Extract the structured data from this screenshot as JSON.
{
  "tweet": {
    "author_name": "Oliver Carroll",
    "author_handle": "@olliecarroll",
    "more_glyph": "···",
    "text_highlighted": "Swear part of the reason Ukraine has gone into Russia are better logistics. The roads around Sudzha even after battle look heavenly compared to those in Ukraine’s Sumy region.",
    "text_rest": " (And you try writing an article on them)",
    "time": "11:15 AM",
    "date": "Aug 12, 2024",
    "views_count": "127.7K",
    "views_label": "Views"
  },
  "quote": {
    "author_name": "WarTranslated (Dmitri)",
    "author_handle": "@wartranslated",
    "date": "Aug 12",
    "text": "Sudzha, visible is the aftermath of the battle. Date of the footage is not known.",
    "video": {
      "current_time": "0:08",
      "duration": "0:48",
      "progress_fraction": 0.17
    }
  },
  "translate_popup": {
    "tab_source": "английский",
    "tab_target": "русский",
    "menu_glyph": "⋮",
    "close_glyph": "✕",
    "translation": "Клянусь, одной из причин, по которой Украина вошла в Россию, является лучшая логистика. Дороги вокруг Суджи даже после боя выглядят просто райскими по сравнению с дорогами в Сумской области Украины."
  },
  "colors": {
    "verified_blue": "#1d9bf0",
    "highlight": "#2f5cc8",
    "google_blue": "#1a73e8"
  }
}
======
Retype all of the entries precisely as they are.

Extract the structured data from this screenshot as JSON.
{
  "tweet": {
    "author_name": "Oliver Carroll",
    "author_handle": "@olliecarroll",
    "more_glyph": "···",
    "text_highlighted": "Swear part of the reason Ukraine has gone into Russia are better logistics. The roads around Sudzha even after battle look heavenly compared to those in Ukraine’s Sumy region.",
    "text_rest": " (And you try writing an article on them)",
    "time": "11:15 AM",
    "date": "Aug 12, 2024",
    "views_count": "127.7K",
    "views_label": "Views"
  },
  "quote": {
    "author_name": "WarTranslated (Dmitri)",
    "author_handle": "@wartranslated",
    "date": "Aug 12",
    "text": "Sudzha, visible is the aftermath of the battle. Date of the footage is not known.",
    "video": {
      "current_time": "0:08",
      "duration": "0:48",
      "progress_fraction": 0.17
    }
  },
  "translate_popup": {
    "tab_source": "английский",
    "tab_target": "русский",
    "menu_glyph": "⋮",
    "close_glyph": "✕",
    "translation": "Клянусь, одной из причин, по которой Украина вошла в Россию, является лучшая логистика. Дороги вокруг Суджи даже после боя выглядят просто райскими по сравнению с дорогами в Сумской области Украины."
  },
  "colors": {
    "verified_blue": "#1d9bf0",
    "highlight": "#2f5cc8",
    "google_blue": "#1a73e8"
  }
}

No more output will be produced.